J.B. Mehta, J.
1. The petitioners in this petition challenge the impugned orders of the respondent - authorities refusing to refund the duty of Rs. 57,576.20 P. for the period from April 24, 1962 to July 12, 1962. The refund claim was rejected by the order, dated September 18, 1964 at Annexure D and the appeal and the revision having been dismissed by the orders at Annex. F and G dated July 4, 1967 and October 5, 1972 and as the division was not reviewed, the present petition was filed.
2. The petition is based on a complete misconception of an analogy from the earlier exemption notification scheme. The original notification No. 21, of 1961, dated March 1, 1961 had provided in the relevant table proviso that if the duty had already been paid at the rate applicable to the varieties specified in column (2) of the table appended below, the fabrics specified in column (3) thereof shall be exempt from so much of duty as was in excess of the duty specified in column (4) thereof. The relevant column No. 1 provided for beached and not otherwise processed fabrics at the time of clearance from the factory. The duty in col. 4 is 1 N.P. per sq. meter S. No. 3 entry dealt with fabrics other than bleached but dyed, printed mercerised or/and otherwise chemically processed for which the duty was of 3 n.p. per sq. meter in col. No. 4. Therefore, under the original notification manually Dhobi bleached variety of fabrics were totally exempt and even for bleached with the aid of power, the duty was at smaller rate of 1 Paise per sq. metre. From April 24, 1964, by the relevant notification No. 43 of 1962, dated April 24, 1962 the aforesaid notification No. 21 of 1962 was superseded and the Central Government exempted cotton fabrics of the description specified in Col. 2 from so much of the duty leviable thereon as was in excess of the duty specified in the corresponding entry in col. No. 3 thereof.
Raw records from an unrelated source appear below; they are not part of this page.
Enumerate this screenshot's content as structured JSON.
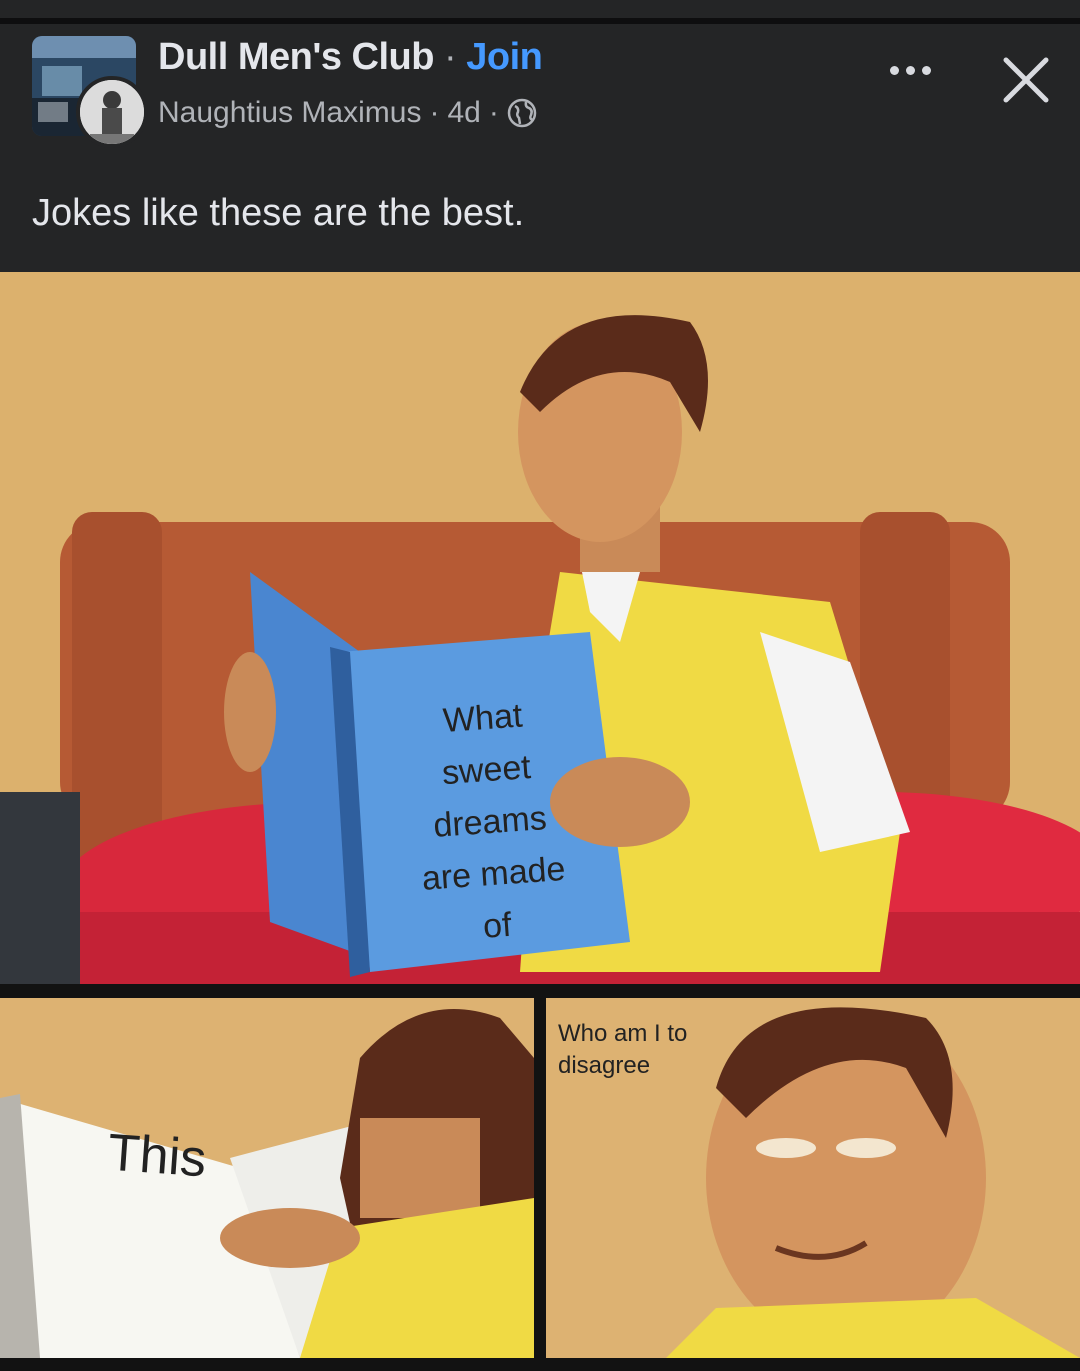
{
  "post": {
    "group_name": "Dull Men's Club",
    "separator": "·",
    "join_label": "Join",
    "author": "Naughtius Maximus",
    "time": "4d",
    "visibility_icon": "globe-icon",
    "more_icon": "more-options-icon",
    "close_icon": "close-icon",
    "caption": "Jokes like these are the best."
  },
  "meme": {
    "panel1": {
      "lines": [
        "What",
        "sweet",
        "dreams",
        "are made",
        "of"
      ]
    },
    "panel2": {
      "text": "This"
    },
    "panel3": {
      "lines": [
        "Who am I to",
        "disagree"
      ]
    }
  },
  "colors": {
    "background": "#242526",
    "text_primary": "#e4e6eb",
    "text_secondary": "#b0b3b8",
    "accent": "#4599ff"
  }
}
The table gave various varieties of fabrics and the duty. Thereafter the proviso enacted that if the duty had already been paid at the rate applicable to the varieties specified in column No. (2) of the table appended below the fabrics specified in col. 3 thereof shall be exempt from so much of duty as is in excess of the duty specified in the Corresponding entry in col. 4, thereof. In the entry at S. No. 1 there was a combined variety of fabrics viz. bleached or/and printed or/and dyed and not otherwise processed for which the duty at the time of clearance was 5 naya paise per square metre. Therefore, the change introduced by the relevant notification from April 24, 1964, was that bleaching as a separate process carrying on a lower rate of duty was not envisaged and where bleaching or and dyeing or printing was done with the aid of power, it carried the duty of 5 n.p. per square metre and excess that was only exempted. Admittedly, in the present case the Dhobi bleached cloth which was manually bleached at that stage did not attract any duty but it was dyed and printed with the aid of power, in the petitioner's factory and, therefore, this rate of 5 n.p. duty was attracted. The Dhobi bleached cloth would have been entitled to total exemption if the petitioner did not further process that cloth by dying and/or printing. In that view of the matter, the petitioner's claim for a refund was wholly misconceived and was rightly refused by the authorities.
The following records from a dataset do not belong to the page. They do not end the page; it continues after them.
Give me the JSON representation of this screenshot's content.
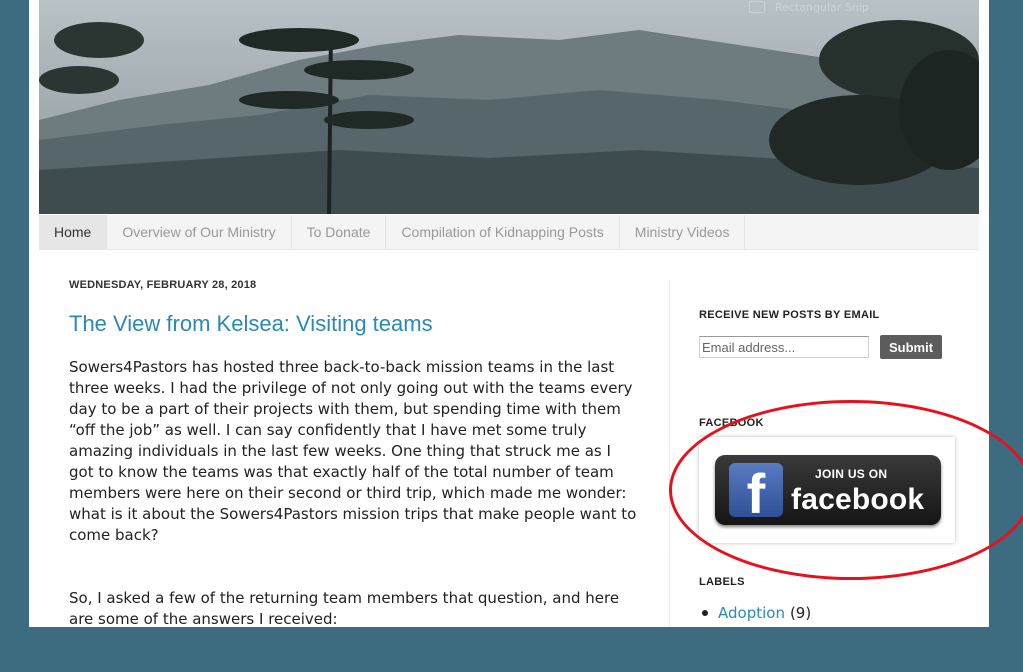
{
  "overlay": {
    "snip_label": "Rectangular Snip"
  },
  "header": {
    "image_icon": "mountain-forest-header-image"
  },
  "tabs": [
    {
      "label": "Home",
      "active": true
    },
    {
      "label": "Overview of Our Ministry"
    },
    {
      "label": "To Donate"
    },
    {
      "label": "Compilation of Kidnapping Posts"
    },
    {
      "label": "Ministry Videos"
    }
  ],
  "post": {
    "date": "WEDNESDAY, FEBRUARY 28, 2018",
    "title": "The View from Kelsea: Visiting teams",
    "paragraphs": [
      "Sowers4Pastors has hosted three back-to-back mission teams in the last three weeks. I had the privilege of not only going out with the teams every day to be a part of their projects with them, but spending time with them “off the job” as well. I can say confidently that I have met some truly amazing individuals in the last few weeks. One thing that struck me as I got to know the teams was that exactly half of the total number of team members were here on their second or third trip, which made me wonder: what is it about the Sowers4Pastors mission trips that make people want to come back?",
      "So, I asked a few of the returning team members that question, and here are some of the answers I received:"
    ]
  },
  "sidebar": {
    "email_widget": {
      "title": "RECEIVE NEW POSTS BY EMAIL",
      "placeholder": "Email address...",
      "button": "Submit"
    },
    "facebook_widget": {
      "title": "FACEBOOK",
      "join_text": "JOIN US ON",
      "brand": "facebook",
      "icon": "facebook-f-icon"
    },
    "labels_widget": {
      "title": "LABELS",
      "items": [
        {
          "name": "Adoption",
          "count": "(9)"
        }
      ]
    }
  },
  "colors": {
    "background": "#3d6b80",
    "link": "#2a8ab5",
    "annotation": "#e8101c",
    "button": "#5c5c5c"
  }
}
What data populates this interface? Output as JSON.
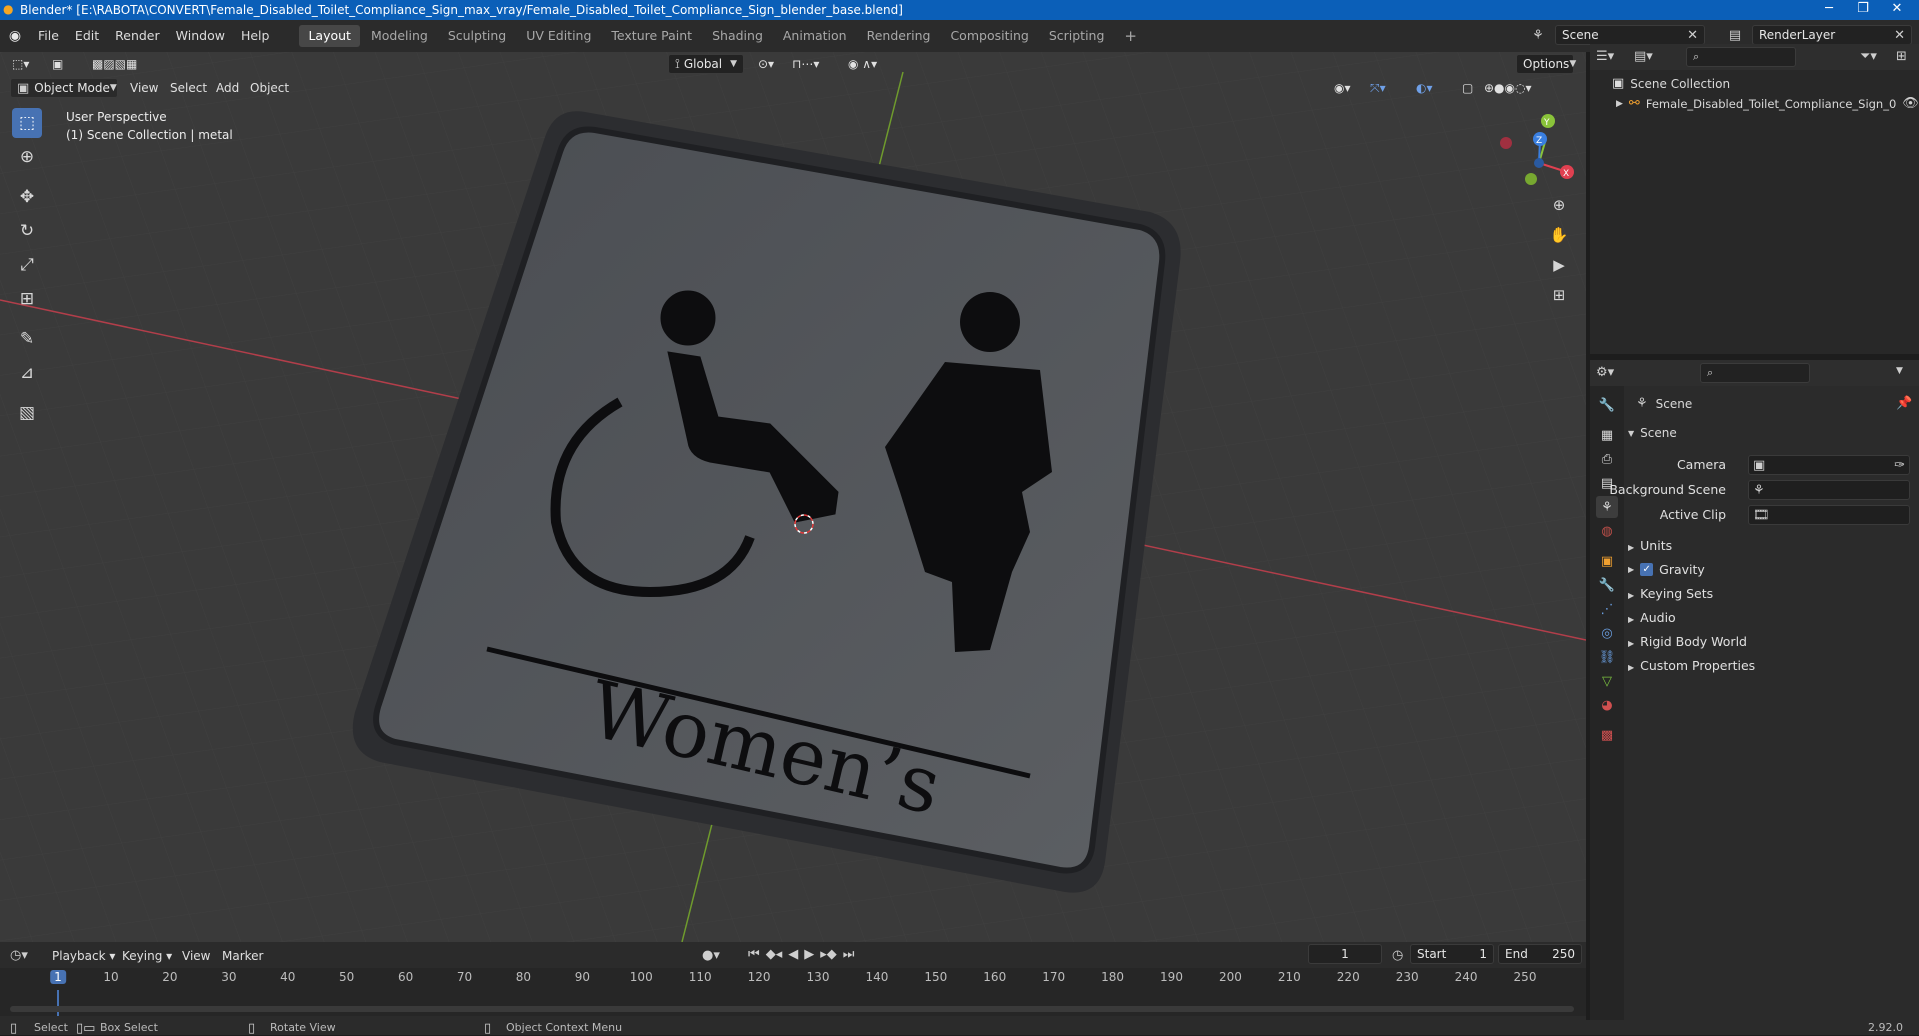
{
  "window": {
    "title": "Blender* [E:\\RABOTA\\CONVERT\\Female_Disabled_Toilet_Compliance_Sign_max_vray/Female_Disabled_Toilet_Compliance_Sign_blender_base.blend]"
  },
  "menubar": {
    "menus": [
      "File",
      "Edit",
      "Render",
      "Window",
      "Help"
    ],
    "workspaces": [
      "Layout",
      "Modeling",
      "Sculpting",
      "UV Editing",
      "Texture Paint",
      "Shading",
      "Animation",
      "Rendering",
      "Compositing",
      "Scripting"
    ],
    "active_workspace": "Layout",
    "scene": "Scene",
    "render_layer": "RenderLayer"
  },
  "viewport": {
    "mode": "Object Mode",
    "menus": [
      "View",
      "Select",
      "Add",
      "Object"
    ],
    "transform_orientation": "Global",
    "options_label": "Options",
    "info_line1": "User Perspective",
    "info_line2": "(1) Scene Collection | metal",
    "sign_text": "Women’s",
    "gizmo": {
      "x": "X",
      "y": "Y",
      "z": "Z"
    }
  },
  "outliner": {
    "root": "Scene Collection",
    "items": [
      "Female_Disabled_Toilet_Compliance_Sign_0"
    ]
  },
  "properties": {
    "header": "Scene",
    "panel": "Scene",
    "fields": [
      {
        "label": "Camera"
      },
      {
        "label": "Background Scene"
      },
      {
        "label": "Active Clip"
      }
    ],
    "sections": [
      "Units",
      "Gravity",
      "Keying Sets",
      "Audio",
      "Rigid Body World",
      "Custom Properties"
    ],
    "gravity_checked": true
  },
  "timeline": {
    "menus": [
      "Playback",
      "Keying",
      "View",
      "Marker"
    ],
    "current_frame": "1",
    "start_label": "Start",
    "start": "1",
    "end_label": "End",
    "end": "250",
    "ticks": [
      "1",
      "10",
      "20",
      "30",
      "40",
      "50",
      "60",
      "70",
      "80",
      "90",
      "100",
      "110",
      "120",
      "130",
      "140",
      "150",
      "160",
      "170",
      "180",
      "190",
      "200",
      "210",
      "220",
      "230",
      "240",
      "250"
    ]
  },
  "statusbar": {
    "select": "Select",
    "box_select": "Box Select",
    "rotate_view": "Rotate View",
    "context_menu": "Object Context Menu",
    "version": "2.92.0"
  },
  "colors": {
    "accent": "#4772b3",
    "title_bar": "#0b5fb8",
    "x_axis": "#e04050",
    "y_axis": "#8ac33a",
    "z_axis": "#3a7fe0"
  }
}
3. Mr. Shelat, however, vehemently argued that the order was sought to be communicated granting this refund by the Assistant Collector and, therefore, that order sanctioning refund on November 6, 1962 could not have been reviewed in the absence of any power of review. In para 3 this contention has been in terms dealt with by the authorities by pointing out that in fact no final operative refund order was passed. The claim was only during the process of the scrutiny of the refund claim and accordingly the refund bills were prepared but when it was found that the claim was not admissible, the claim was rejected. Therefore, even the passing of the order or its communication sanctioning the alleged refund is totally denied and Mr. Mehta from his file made a statement that no such order was passed. Therefore, the whole contention of Mr. Shelat in this behalf is thoroughly misconceived.
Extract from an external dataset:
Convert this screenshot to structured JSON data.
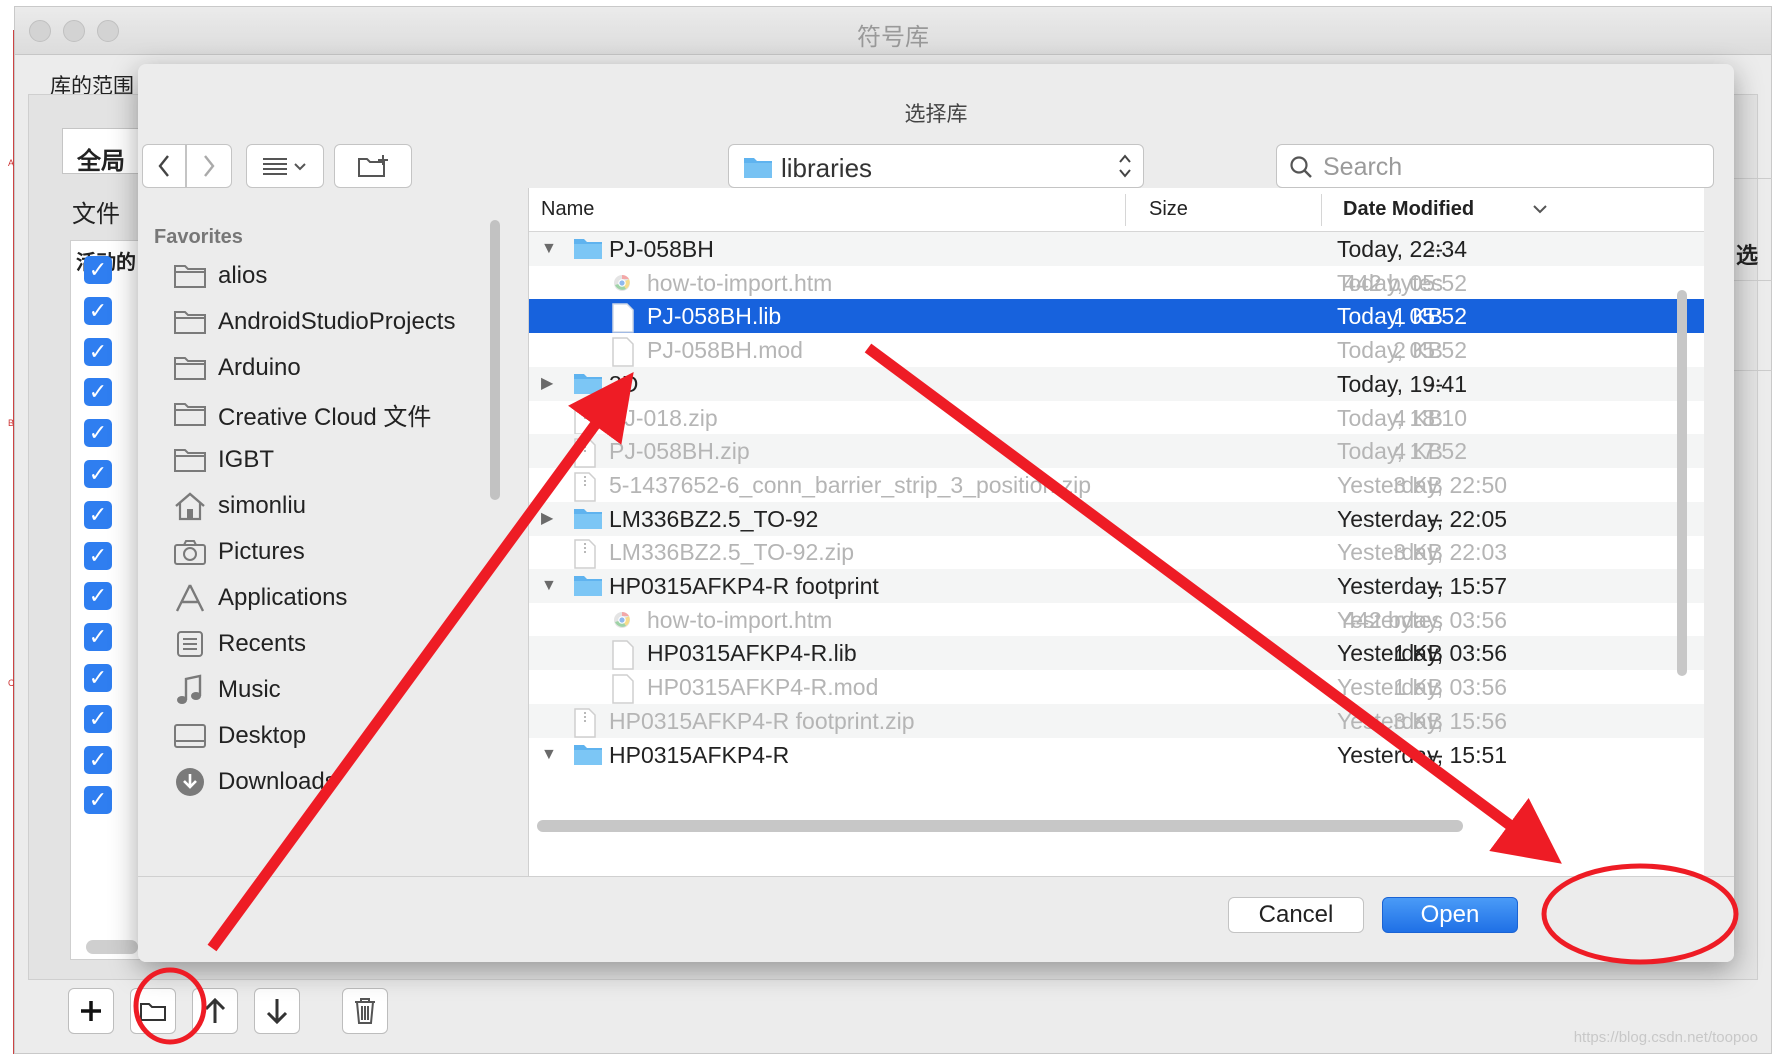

4. Mr. Shelat next argued that for the subsequent period from July, 1962 upto June 1963 a demand of Rs. 1,99,636-79 P. was sought to be made and was ultimate quashed. From that order Mr. Shelat could draw no inspiration for the simple reason that Mr. Mehta has rightly pointed out that the demand being not within the time, it had to be quashed on that short ground. Therefore, that order could never come in the way of the authority refusing refund in the present case in view of the aforesaid legal position. Therefore, no ground whatever survives and the petition must fail. Rule is, therefore, discharged with no order as to costs in the circumstances of the case.